  • Planting date(s)
  • Planting pattern, when applicable
  • Producer shares
  • Irrigation practice(s)
  • Acreage prevented from planting, when applicable
  • Other required information

The following exceptions apply to acreage reporting dates:

  • If the crop has not been planted by the acreage reporting date, then the acreage must be reported no later than 15 calendar days after planting is completed.
  • If a producer acquires additional acreage after the acreage reporting date, then the acreage must be reported no later than 30 calendar days after purchase or acquiring the lease. Appropriate documentation must be provided to the county office.
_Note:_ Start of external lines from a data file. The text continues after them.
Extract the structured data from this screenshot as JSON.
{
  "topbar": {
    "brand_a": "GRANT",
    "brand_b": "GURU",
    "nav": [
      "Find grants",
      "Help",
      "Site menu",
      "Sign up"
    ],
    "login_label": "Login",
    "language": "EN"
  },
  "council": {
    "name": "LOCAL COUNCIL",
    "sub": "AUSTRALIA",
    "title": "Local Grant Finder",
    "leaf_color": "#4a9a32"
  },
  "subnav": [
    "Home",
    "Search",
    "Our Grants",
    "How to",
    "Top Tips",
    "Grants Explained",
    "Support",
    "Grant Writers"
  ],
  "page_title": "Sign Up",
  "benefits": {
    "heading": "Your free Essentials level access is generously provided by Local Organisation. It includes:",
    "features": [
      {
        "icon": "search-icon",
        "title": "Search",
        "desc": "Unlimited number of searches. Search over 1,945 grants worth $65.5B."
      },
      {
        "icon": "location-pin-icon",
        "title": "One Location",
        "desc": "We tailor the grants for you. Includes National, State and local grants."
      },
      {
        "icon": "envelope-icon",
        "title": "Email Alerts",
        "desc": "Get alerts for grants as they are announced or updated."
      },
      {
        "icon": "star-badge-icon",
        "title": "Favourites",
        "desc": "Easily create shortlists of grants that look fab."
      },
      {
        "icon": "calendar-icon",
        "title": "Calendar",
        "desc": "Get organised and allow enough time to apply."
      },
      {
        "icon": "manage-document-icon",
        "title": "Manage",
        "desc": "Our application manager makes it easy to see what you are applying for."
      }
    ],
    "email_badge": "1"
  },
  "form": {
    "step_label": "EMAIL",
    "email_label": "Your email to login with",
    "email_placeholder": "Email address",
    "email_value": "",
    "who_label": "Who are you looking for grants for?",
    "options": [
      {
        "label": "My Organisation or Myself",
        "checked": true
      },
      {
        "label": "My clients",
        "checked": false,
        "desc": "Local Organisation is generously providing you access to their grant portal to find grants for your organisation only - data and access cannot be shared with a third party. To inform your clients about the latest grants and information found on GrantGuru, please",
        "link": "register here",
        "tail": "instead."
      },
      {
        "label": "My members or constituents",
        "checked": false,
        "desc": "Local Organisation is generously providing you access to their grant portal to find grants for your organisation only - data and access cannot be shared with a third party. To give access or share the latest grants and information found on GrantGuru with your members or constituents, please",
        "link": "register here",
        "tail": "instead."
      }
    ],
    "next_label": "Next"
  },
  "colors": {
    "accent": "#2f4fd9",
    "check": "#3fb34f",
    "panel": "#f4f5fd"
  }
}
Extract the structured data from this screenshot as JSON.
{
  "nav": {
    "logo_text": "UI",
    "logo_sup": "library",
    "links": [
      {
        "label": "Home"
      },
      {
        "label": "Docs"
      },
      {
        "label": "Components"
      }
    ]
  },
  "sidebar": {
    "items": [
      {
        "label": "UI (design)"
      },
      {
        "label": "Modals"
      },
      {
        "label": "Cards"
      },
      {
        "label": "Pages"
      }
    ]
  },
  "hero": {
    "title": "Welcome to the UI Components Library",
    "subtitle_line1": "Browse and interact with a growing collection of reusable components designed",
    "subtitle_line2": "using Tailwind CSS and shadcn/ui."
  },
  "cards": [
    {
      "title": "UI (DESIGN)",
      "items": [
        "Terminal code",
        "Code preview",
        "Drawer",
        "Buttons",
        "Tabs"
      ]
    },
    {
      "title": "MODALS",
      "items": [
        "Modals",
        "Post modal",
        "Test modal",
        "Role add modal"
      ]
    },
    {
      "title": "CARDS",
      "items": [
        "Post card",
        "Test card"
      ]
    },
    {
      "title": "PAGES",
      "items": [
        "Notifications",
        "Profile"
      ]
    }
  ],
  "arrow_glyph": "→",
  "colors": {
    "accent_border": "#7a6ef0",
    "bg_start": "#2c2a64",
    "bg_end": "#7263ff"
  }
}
Noninsured Crop Disaster Assistance Program (NAP) policy holders should note that the acreage reporting date for NAP-covered crops is the earlier of the dates listed above or 15 calendar days before grazing or crop harvesting begins.

Producers should also report crop acreage they intended to plant but were unable to because of a natural disaster, including drought. Prevented planted acreage must be reported on form CCC-576, Notice of Loss, no later than 15 calendar days after the final planting date as established by FSA and USDA’s Risk Management Agency.

FSA recently updated policy that applies to prevented planted acreage due to drought. To certify prevented planted acreage due to drought, all the following must apply:

  • The area that is prevented from being planted has insufficient soil moisture for seed germination on the final planting date for non-irrigated acreage.
  • Prolonged precipitation deficiencies that meet the D3 or D4 drought intensity level as determined by the U.S. Drought Monitor.
  • Verifiable information must be collected from sources whose business or purpose is recording weather conditions as determined by FSA.

Agricultural producers with perennial forage crops have the option to report their acreage once, without having to report that acreage in subsequent years if there are no applicable changes on the farm. Interested producers can select the continuous certification option after FSA certifies their acreage report. Examples of perennial forage include mixed forage, birdsfoot trefoil, chicory/radicchio, kochia (prostrata), lespedeza, perennial peanuts, and perennial grass varieties.

Once the continuous certification option is selected, the certified acreage will roll forward annually with no additional action required by the producer in subsequent years unless the acreage report changes.

Producers can access their FSA farm records, maps and common land units through the customer portal. The portal allows producers to export field boundaries as shapefiles and import and view other shapefiles, such as precision agriculture boundaries within farm records mapping.  Producers can view, print, and label their maps for acreage reporting purposes. Level 2 eAuthentication or access that is linked to a USDA Business Partner customer record is required to use the portal.

Producers can visit to learn more about creating an account. Producers who have authority to act on behalf of another customer as a grantee via an FSA-211 Power of Attorney form, Business Partner Signature Authority or as a member of a business can now access information for the business in the portal.

For questions, please contact the Vance-Warren County FSA office at 252-438-3134 ext2.

The FSA office is located at 853 S. Beckford Dr., Suite B, Henderson.